“We were the only part of these islands without some form of CfD-type support to get a guaranteed price for renewable generators. We are expecting a high-level design on that this year, with it operating from 2025.”
Here, Agnew refers to Contracts for Difference (CfD) which is a UK government scheme aiming to incentivise the development of renewable energy production projects and has successfully secured contracts for 11GW of projects at just one of the five auction rounds.
The fact that Northern Ireland has not had access to programmes such as these over the past five to ten years has negatively impacted the nation’s ability to construct new wind or solar farms.
Agnew says: “The CfD will unlock so much latent investment. We have money burning a hole in our pocket for Northern Ireland, we are just waiting on the policy signals. And the CfD is one of the key policy signals.”
What’s at the end of the rainbow?

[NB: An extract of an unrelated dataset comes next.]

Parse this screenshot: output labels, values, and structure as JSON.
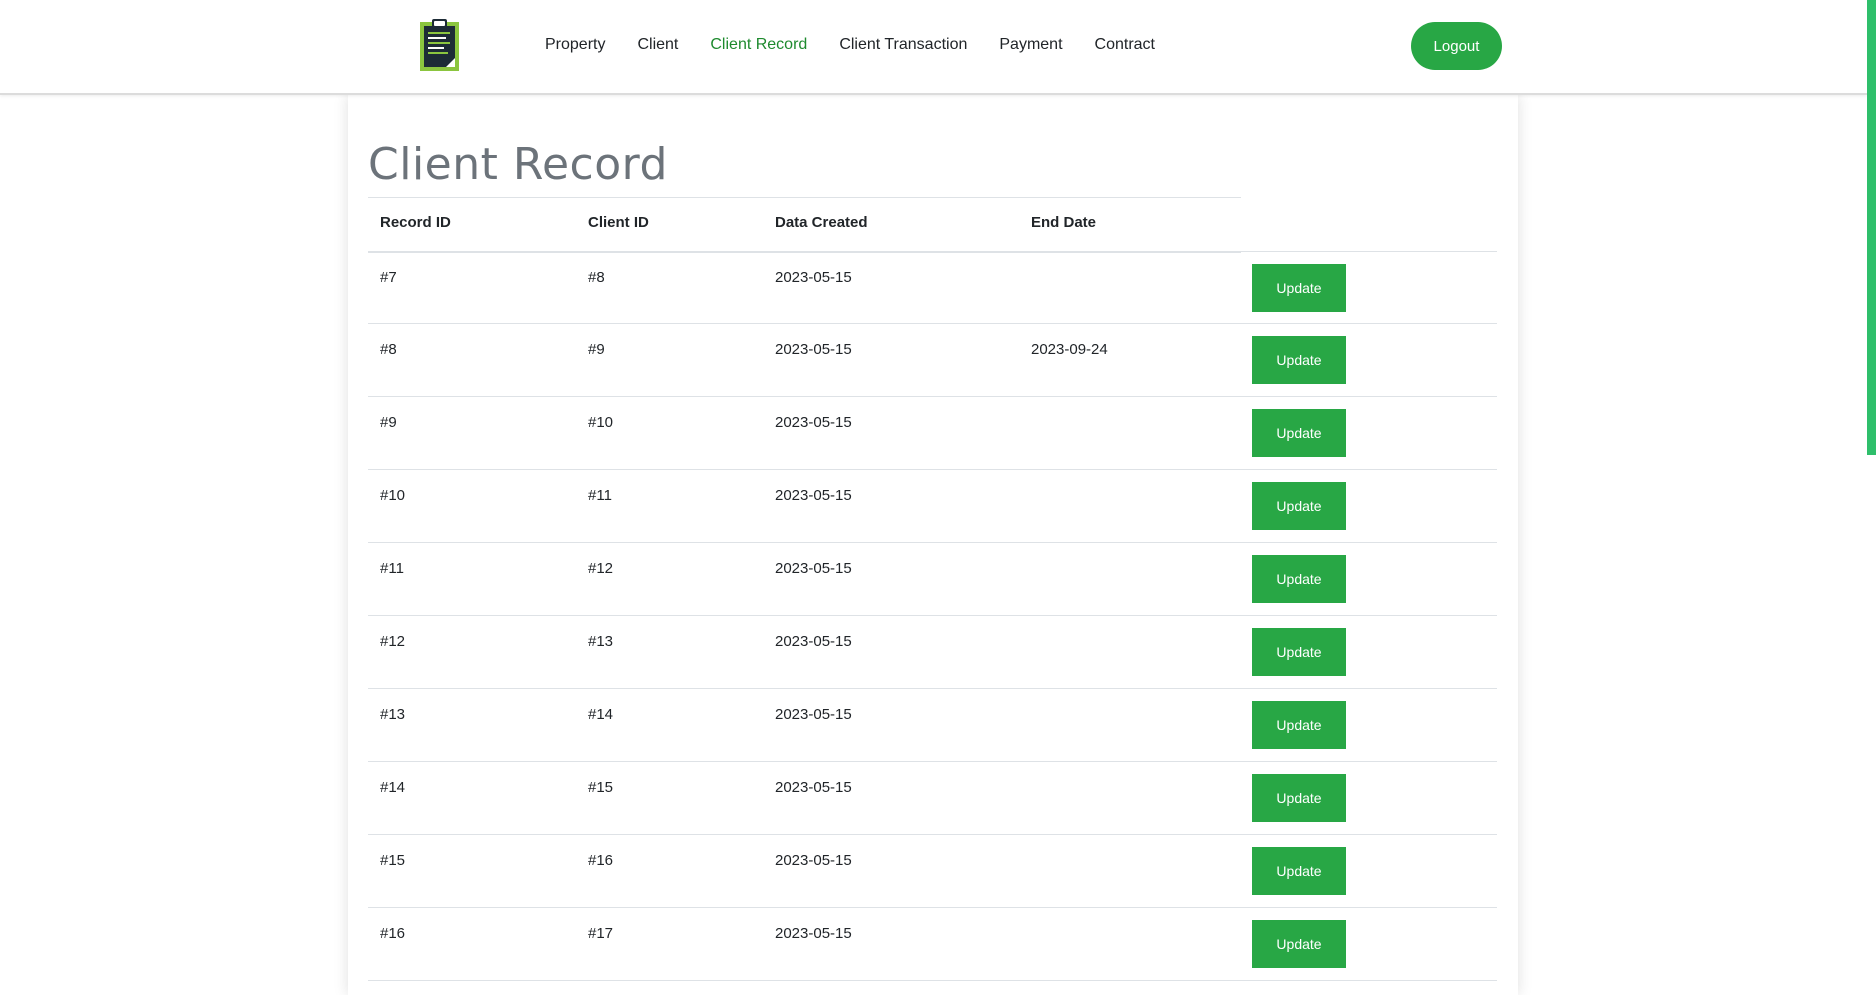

Behind the impressive figures and statistics, it is clear that Northern Ireland has been struggling. Some aspects of its struggle are universal amongst the UK countries, such as the difficulties surrounding grid connections, but others are unique to this specific nation. The country’s lack of a definitive governing body over the past two years and separation from incentive schemes which the rest of the countries have benefitted from has left Northern Ireland in need of accelerated planning policy and financial support.
There are high hopes set for the future, with McNamara saying: “The energy mixes in both jurisdictions [Ireland and Northern Ireland] is evolving quite rapidly. For example, Ireland will cease using coal at the end of 2025 and become an essentially gas and renewables system. Northern Ireland will be much the same, the only difference being the relative proportions of wind and gas.”
Steven Agnew also shares his view of potential wins and losses in Northern Ireland’s renewable energy future. He says: “From 2030 will start to see offshore wind playing a crucial role in Northern Ireland. We don’t have any offshore wind connected yet, but there are projects in the pipeline. It will be crucial for this alignment that we have the storage solutions, probably including green hydrogen, to make sure that we have the demand for that offshore wind.”
The country wants to move forward with strength in this sector, but it has potentially reached its limit of what can be done without governance. On 3 February 2024, the NI Assembly met again for the first time in precisely two years, making history by appointing the country’s first nationalist first minister, Michelle O’Neill. This shift to a once again governed NI creates hope that the nation’s government will provide the advocational and structural support NI has been lacking these past years and lead it into the future.